(Web page and app entries)
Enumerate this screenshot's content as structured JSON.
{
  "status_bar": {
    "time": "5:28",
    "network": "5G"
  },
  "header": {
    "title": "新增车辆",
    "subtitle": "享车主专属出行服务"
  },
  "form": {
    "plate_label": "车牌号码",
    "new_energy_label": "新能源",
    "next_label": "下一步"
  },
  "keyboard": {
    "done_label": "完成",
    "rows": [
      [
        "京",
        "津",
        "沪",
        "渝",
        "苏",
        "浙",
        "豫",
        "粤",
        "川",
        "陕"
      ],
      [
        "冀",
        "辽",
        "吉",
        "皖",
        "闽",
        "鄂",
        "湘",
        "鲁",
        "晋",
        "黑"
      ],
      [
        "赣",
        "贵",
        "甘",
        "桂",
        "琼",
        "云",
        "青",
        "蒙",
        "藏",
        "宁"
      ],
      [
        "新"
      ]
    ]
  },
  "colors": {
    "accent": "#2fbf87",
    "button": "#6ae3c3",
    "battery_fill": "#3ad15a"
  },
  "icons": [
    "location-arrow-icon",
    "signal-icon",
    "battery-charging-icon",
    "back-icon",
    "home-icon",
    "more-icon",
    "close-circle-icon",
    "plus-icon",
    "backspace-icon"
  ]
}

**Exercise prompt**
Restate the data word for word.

**Answer for the task**
Enumerate this screenshot's content as structured JSON.
{
  "status_bar": {
    "time": "5:28",
    "network": "5G"
  },
  "header": {
    "title": "新增车辆",
    "subtitle": "享车主专属出行服务"
  },
  "form": {
    "plate_label": "车牌号码",
    "new_energy_label": "新能源",
    "next_label": "下一步"
  },
  "keyboard": {
    "done_label": "完成",
    "rows": [
      [
        "京",
        "津",
        "沪",
        "渝",
        "苏",
        "浙",
        "豫",
        "粤",
        "川",
        "陕"
      ],
      [
        "冀",
        "辽",
        "吉",
        "皖",
        "闽",
        "鄂",
        "湘",
        "鲁",
        "晋",
        "黑"
      ],
      [
        "赣",
        "贵",
        "甘",
        "桂",
        "琼",
        "云",
        "青",
        "蒙",
        "藏",
        "宁"
      ],
      [
        "新"
      ]
    ]
  },
  "colors": {
    "accent": "#2fbf87",
    "button": "#6ae3c3",
    "battery_fill": "#3ad15a"
  },
  "icons": [
    "location-arrow-icon",
    "signal-icon",
    "battery-charging-icon",
    "back-icon",
    "home-icon",
    "more-icon",
    "close-circle-icon",
    "plus-icon",
    "backspace-icon"
  ]
}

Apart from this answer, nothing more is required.